▶ WHAT TO WORK ON
In how many lines of the records below does the word "Waifu" appear? Answer with the number alone.

▶ RECORDS
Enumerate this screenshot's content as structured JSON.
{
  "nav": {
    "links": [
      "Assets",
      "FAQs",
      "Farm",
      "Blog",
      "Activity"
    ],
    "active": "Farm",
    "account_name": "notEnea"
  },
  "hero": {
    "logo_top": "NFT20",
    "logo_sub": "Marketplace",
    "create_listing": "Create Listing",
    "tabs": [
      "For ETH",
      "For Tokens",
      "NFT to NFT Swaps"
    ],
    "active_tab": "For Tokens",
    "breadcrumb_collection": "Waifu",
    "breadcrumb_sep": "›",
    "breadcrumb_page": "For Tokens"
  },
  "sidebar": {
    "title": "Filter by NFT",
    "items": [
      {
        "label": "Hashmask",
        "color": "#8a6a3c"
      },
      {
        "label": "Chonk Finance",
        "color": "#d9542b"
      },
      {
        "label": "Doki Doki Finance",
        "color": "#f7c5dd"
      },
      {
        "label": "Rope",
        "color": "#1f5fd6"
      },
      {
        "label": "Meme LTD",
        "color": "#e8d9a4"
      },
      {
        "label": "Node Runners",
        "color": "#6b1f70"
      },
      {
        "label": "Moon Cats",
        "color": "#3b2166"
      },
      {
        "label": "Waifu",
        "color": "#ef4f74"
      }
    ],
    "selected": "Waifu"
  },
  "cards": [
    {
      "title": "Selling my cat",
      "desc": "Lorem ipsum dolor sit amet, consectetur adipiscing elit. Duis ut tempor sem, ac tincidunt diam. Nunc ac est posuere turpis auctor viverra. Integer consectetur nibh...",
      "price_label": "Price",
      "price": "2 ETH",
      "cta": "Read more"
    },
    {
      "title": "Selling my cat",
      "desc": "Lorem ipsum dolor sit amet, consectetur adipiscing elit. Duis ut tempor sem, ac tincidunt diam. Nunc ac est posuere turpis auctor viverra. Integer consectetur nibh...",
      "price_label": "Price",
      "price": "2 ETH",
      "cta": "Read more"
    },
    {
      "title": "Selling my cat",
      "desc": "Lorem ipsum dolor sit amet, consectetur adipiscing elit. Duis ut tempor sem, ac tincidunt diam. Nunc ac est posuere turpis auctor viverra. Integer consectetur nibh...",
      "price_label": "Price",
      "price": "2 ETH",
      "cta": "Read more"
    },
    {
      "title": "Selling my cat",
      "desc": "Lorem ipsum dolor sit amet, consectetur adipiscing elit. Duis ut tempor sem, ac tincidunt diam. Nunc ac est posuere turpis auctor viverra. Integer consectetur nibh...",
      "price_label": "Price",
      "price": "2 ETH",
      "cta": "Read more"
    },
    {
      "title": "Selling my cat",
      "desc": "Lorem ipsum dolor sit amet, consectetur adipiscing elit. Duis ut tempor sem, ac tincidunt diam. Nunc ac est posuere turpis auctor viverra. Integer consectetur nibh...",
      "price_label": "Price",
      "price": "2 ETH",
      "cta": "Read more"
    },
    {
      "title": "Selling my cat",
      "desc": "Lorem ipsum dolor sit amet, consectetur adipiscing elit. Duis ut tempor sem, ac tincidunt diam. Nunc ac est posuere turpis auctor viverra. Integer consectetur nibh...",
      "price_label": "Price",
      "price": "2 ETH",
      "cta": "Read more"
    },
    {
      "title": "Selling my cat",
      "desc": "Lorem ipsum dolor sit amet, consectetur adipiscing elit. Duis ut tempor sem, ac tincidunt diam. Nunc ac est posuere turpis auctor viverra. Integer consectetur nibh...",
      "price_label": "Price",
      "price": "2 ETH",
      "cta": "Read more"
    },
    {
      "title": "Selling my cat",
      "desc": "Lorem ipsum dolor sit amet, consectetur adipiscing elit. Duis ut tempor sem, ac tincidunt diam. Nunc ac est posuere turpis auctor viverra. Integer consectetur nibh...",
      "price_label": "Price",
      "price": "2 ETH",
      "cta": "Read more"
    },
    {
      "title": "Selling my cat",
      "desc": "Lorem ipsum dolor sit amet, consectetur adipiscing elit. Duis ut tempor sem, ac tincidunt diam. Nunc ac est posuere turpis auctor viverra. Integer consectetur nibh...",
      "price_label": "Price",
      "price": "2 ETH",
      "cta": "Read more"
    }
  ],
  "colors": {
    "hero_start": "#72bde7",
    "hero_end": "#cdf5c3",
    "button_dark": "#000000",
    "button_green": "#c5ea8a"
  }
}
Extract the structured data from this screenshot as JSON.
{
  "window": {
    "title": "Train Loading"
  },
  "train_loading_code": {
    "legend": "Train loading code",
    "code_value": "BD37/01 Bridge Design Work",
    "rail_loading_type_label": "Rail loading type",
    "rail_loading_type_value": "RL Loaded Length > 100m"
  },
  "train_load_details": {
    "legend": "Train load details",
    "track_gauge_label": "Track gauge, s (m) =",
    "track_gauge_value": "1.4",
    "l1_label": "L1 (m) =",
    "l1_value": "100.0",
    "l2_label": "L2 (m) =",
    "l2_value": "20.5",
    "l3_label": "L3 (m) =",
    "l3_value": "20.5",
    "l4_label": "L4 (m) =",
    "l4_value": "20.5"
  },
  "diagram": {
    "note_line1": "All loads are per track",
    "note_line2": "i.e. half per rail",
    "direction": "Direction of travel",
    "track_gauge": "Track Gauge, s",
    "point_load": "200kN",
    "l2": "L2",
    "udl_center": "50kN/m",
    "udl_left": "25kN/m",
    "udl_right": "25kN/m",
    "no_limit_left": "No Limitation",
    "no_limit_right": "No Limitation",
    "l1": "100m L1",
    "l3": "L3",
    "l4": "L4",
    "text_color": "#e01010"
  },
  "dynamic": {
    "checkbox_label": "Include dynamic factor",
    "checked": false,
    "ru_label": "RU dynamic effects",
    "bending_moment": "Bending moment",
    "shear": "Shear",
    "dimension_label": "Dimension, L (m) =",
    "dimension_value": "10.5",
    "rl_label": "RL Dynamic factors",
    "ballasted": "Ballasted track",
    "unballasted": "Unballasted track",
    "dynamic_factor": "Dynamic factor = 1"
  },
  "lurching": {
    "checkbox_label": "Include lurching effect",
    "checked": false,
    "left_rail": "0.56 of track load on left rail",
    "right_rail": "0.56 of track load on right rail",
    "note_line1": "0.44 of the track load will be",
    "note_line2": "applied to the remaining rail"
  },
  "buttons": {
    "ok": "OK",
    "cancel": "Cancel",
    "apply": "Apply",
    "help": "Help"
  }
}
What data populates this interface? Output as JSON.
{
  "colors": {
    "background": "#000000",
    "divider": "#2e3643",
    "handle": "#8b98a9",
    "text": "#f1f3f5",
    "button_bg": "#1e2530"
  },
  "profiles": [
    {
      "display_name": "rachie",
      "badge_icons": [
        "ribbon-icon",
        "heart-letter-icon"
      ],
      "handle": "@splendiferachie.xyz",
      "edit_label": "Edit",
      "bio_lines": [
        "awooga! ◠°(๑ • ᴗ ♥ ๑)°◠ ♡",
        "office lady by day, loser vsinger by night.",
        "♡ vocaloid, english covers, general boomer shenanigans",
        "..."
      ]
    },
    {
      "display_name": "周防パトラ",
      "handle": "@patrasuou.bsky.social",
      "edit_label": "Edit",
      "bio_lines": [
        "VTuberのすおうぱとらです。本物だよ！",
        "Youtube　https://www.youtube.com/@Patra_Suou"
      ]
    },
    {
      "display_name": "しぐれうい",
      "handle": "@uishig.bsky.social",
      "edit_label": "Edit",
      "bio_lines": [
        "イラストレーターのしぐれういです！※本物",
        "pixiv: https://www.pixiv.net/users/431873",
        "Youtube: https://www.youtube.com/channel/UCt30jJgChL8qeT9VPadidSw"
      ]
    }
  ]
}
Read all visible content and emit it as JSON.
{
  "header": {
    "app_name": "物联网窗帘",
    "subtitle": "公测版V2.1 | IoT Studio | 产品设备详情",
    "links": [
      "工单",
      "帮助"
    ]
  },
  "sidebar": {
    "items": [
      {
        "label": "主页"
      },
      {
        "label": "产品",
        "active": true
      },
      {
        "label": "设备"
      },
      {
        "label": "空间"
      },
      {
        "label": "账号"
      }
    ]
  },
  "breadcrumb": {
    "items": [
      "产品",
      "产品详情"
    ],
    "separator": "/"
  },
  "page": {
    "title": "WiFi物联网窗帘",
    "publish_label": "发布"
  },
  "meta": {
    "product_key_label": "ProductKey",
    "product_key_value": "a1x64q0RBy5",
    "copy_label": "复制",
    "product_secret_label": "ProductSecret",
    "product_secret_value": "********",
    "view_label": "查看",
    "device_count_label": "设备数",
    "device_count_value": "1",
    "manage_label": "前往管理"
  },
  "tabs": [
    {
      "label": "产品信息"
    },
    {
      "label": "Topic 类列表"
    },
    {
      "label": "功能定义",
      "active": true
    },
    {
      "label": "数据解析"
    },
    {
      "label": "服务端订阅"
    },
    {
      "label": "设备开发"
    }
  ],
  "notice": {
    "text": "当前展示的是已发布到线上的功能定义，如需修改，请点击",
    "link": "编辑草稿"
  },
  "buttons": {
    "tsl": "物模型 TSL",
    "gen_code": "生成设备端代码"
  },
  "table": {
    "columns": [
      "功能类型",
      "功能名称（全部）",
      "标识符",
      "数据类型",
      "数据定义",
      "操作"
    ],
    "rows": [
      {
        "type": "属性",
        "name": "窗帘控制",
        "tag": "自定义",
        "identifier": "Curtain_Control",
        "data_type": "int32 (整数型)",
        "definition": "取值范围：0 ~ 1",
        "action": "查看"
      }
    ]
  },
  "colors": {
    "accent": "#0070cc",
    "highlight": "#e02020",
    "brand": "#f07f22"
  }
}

▶ EXPECTED ANSWER
3